We can't help but notice when they pass us on the street. The Corvette might not push your buttons, it may be a top of the line truck, Hummer, Mercedes, Jag, or any one of a number of new shiny vehicles. They catch our attention. We cannot help but notice and if by chance we don't the driver often turns up the radio just so we do. And, when summer comes the top comes down and often the driver will use the opportunity at every stop light to smile and wink at the cuties in the next car. Don't get me wrong I like a nice car as well as the next person but I have also seen the vampire effect it can have on a person. I once knew a person that was pretty nice until he got behind the wheel of his dream car. The change in his personality was dramatic and not good.
Not everyone is thus affected but what we easily forget is that the person has not just bought a car but a long huge debt to be paid with interest.

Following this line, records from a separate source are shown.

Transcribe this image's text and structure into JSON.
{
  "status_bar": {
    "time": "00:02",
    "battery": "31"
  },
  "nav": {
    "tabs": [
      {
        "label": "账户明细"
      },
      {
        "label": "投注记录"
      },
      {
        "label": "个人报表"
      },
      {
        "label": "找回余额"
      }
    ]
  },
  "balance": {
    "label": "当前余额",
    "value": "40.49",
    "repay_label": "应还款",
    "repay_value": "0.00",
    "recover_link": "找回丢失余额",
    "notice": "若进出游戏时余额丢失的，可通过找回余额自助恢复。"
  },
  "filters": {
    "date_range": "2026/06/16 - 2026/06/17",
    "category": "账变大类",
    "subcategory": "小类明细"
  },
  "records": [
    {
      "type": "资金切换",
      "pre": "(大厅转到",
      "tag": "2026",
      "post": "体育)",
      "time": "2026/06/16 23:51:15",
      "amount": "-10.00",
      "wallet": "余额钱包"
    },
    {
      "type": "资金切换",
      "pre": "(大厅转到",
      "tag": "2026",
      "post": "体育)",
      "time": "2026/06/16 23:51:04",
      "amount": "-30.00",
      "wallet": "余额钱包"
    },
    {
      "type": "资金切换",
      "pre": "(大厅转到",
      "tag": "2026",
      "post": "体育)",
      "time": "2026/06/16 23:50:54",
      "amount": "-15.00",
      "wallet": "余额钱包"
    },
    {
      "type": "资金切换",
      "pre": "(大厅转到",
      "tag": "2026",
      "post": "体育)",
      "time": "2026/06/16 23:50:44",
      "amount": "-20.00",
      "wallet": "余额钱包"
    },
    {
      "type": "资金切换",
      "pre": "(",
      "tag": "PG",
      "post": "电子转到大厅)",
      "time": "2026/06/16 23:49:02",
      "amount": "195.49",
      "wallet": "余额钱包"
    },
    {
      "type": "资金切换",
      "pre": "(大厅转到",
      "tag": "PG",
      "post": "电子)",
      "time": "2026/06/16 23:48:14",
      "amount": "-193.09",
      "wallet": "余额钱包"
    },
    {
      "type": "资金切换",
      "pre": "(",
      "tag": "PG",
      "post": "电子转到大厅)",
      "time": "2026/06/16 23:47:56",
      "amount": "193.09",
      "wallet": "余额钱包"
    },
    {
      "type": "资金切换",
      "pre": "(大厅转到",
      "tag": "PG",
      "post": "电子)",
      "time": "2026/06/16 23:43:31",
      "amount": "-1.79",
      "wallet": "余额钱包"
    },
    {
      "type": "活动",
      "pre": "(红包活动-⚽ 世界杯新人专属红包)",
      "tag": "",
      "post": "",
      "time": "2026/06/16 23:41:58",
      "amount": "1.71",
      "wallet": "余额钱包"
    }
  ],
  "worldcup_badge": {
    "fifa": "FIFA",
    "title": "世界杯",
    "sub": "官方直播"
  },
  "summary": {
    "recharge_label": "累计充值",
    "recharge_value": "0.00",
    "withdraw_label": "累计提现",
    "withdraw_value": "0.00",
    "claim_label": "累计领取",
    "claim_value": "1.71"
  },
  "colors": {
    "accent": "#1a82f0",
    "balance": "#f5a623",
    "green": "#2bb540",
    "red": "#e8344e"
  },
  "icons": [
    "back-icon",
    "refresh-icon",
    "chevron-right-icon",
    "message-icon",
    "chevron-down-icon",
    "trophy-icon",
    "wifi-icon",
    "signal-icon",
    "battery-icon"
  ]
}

Even our terminology is deceptive. Recently someone told me they just "bought a new car". "Wow", I responded. "How did you save that much money?" She demurely responded that it was a loan. Isn't that usually what it is? So when we see the car it really translates to this:
In order to achieve a higher level of financial freedom we need to start thinking differently. We cannot only experience things with our five senses for advertisers are trained to appeal to these. We need to go beyond and let our minds calculate the real picture and not solely rely on the image we see. To practice doing this one can begin a routine of adding to our mental dialogue to add "Wow, that is a hot car, that person must REALLY be in big debt" See how it just sounds different? In most cases you will be correct.
So what is the #1 selling car in America at this time? The winner is the Toyota Camry. The cost? Between $22,000 and $25,000. And look what this owner has to say: "To date, my Camry has been the best investment I have EVER made. With more than 130K miles, my Camry has given me no major problems."
So what happens three years later? The Camry Kelly Blue book value with almost 65,000 miles is $15,944. When four more years pass and twice the amount of miles the value is closer to $8,000 if you sell it yourself or $6,000 if you trade it in.
So in 8 years what one considers "the best investment I have EVER made" we can anticipate the value going from $25,000 to $8,000. Only a loss of $13,000 not including any interest that was paid on a loan. Of course this is not taking into consideration the fact that the person was able to drive the car this entire time and thank God they did not wreck it.
One then must wonder what the definition of investment really is. I thought it was hopefully something that went up in value not something guaranteed to go down in value. Most of us need a car so some money does need to be spent for transportation but unless my accounting class was wrong a vehicle was considered a depreciating asset.
Funny how definitions and usage of words can mislead us. Taking this one step further it is easy to see how advertising double speak can lead us in the exact opposite direction we hope to go. If we are not making a conscious effort we have signed on the dotted line without even thinking about it. We are especially vulnerable when we are in need of the product or service we are considering and do not have the cash available. In our need our minds are fertile ground for what sounds good. On this same subject I wanted to share a post that was published a couple years ago:
The essence of the American Dream is that if a person works hard they will be able to better themselves and achieve their dreams, goals, and ambitions. It is the foundation of our country's success and why immigrants continue to pour into the country. It truly is a great place to be!
Recently though there has been a blurring of the lines between the dream and the reality and what has passed as the fulfillment of the American Dream has actually been just an image.
Free flowing credit has created an image of success and now all that is left for many people is the bills. Homes have been foreclosed, cars repossessed, and credit reports ruined. It is my opinion that this was a systematic attempt by the banks to promote big spending by us to to make big short term profits for them. The financial institutions have enticed us into thinking that spending more than we make is the quickest and best way to fulfill our dreams. Yes, there is much fault on the economy, the banks, and other forces that have brought many families to a downturn but much of where we are at now may be a direct result of our own choices. I know that either one of these positions - corporate greed and manipulation, or personal responsibility can both be touchy subjects but unless it is said we will not have the will or the courage we need to deal with the tasks that need to be accomplished.
Where to start? In The Trenches has charts to help you set up your own personal budget. And here we will talk about one of the first steps to determine whether you have been living the dream or the image. Create a balance sheet. Don't groan. We work too hard to not take a look. If you have never done one there is a sample in the book or you can go to your bank and they can assist you.
The balance sheet is a tremendously helpful tool. It compares your assets to your debts and the difference is your net worth. This is the value of what you have accumulated for all your hard work. If this is your first time to make one it can be a starting point. Save it on the computer or print it and keep it in a three ring binder. At the end of the year do another one and compare. Are you moving forward, running in place, or losing ground? Are you creating wealth or creating debt? These questions cannot be answered by looking at your new t.v. or new car, or even your paycheck. All these things can mislead you into thinking that your situation is improving. Most of us are In The Trenches.
Are you living the American Dream or just an image?